Mike talks about “flipping a negative image of skilled jobs” in the 2013 Fall issue of SkillsUSA Champions magazine. Read More...
In the September 2013 edition of Challenge magazine Mike talks about how he continues to get the message out about the skilled trades with his new initiative Profoundly Disconnected. Read More...
155.7 million. That’s the number of people 16 and over in the nation’s labor force in May 2013, according to the U.S. Bureau of Labor Statistics. This group of hard-working Americans represents nearly half of our nation’s 316 million people. Labor Day is, indeed, a great time to celebrate their effort.
It is believed the first observance of Labor Day was on Sept. 5, 1882. On that day, approximately 10,000 workers gathered for a parade in New York City. That event set a movement in motion. By 1894 more than half the states were observing some sort of workers’ holiday. That year, Congress and President Grover Cleveland signed a bill designating the first Monday in September as “Labor Day.”
119 years later, we still pay tribute to the social and economic achievements of American workers. Unfortunately, we have much to achieve with regard to educating skilled workers and effectively placing them into promising careers.

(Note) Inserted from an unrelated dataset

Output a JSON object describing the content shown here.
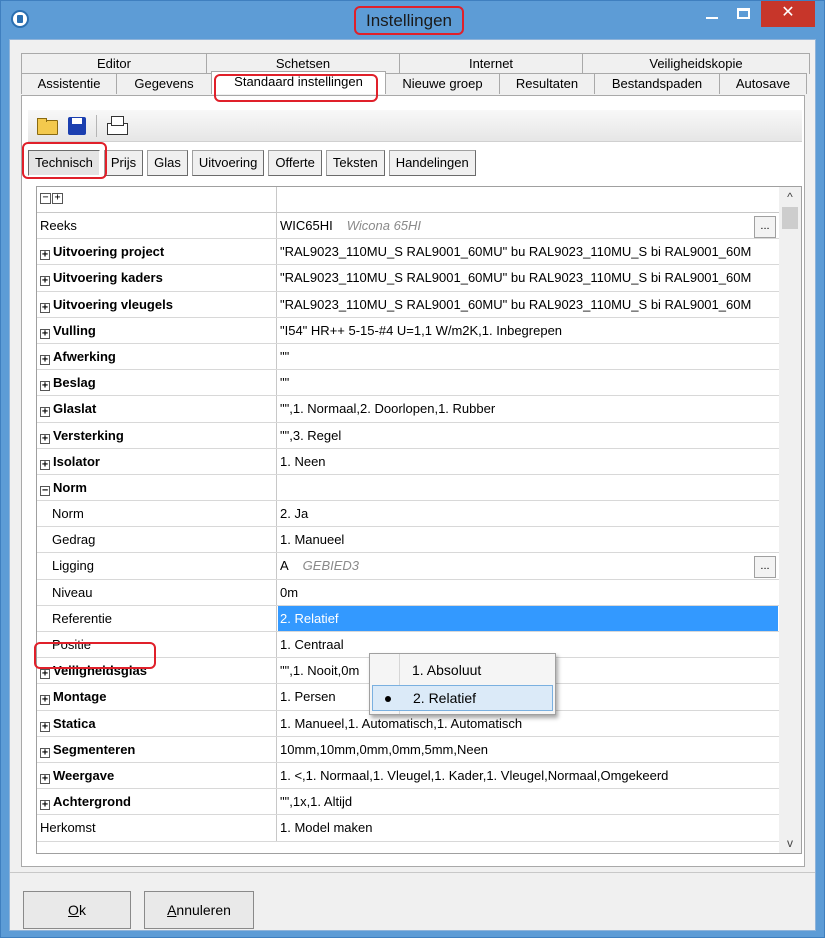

High unemployment and the growing skilled labor shortage are both symptoms of the same problem in our society — namely, that we have a desperately skewed and devalued perception of hard work. For some reason, we have stigmatized and diminished the importance of people who work with their hands in this country. And we have allowed ourselves to believe that an expensive college education is the only avenue to success.
For more than a generation, we have encouraged our children to aspire to careers that would enable them to work with their minds and not their hands. So, it should come as no surprise that we have an estimated three million job vacancies in the skilled labor force today that are going unfilled because many people erroneously consider these positions to be beneath their potential or otherwise undesirable.
We are now dealing with a problem of our own making. In our attempt to spare our children from the drudgery of physical labor, we have become a society that no longer respects or celebrates hard work. We have become a nation of consumers rather than producers and we are beginning to experience the unintended consequences of this transition in more painful ways. But just as the national narrative seems to be hopelessly unswayable, an unlikely voice of reason has emerged in guest appearances on the national talk show circuit.
Mike Rowe, who is best known as the host of the Discovery Channel’s popular show Dirty Jobs, has decided to lend his fame and notoriety to a larger cause. He is encouraging a broader conversation about our nation’s relationship with skilled labor. He feels it is important to “make a case for the trades,” and I applaud him for bringing recognition to this issue through his many appearances.
In the format of Dirty Jobs, Mike Rowe was able to travel across the country and take on the role of an apprentice to skilled workers in a variety of trades. In the midst of all the good-humored putdowns, he and his audience gained a very real education and appreciation for the many hardworking individuals who perform necessary and valuable services that benefit the rest of society.
In his talk show appearances, he describes his own experience as a high school student visiting the guidance counselor’s office only to be shown a college recruiting poster that said, “Work Smart, NOT Hard.” Well-intentioned advice that many students have received over the years, that has only served to “undermine our beliefs about an entire category of critical professions and has reshaped our expectations of a good job into something that no longer looks like work,” according to Rowe.
Read the complete article – HERE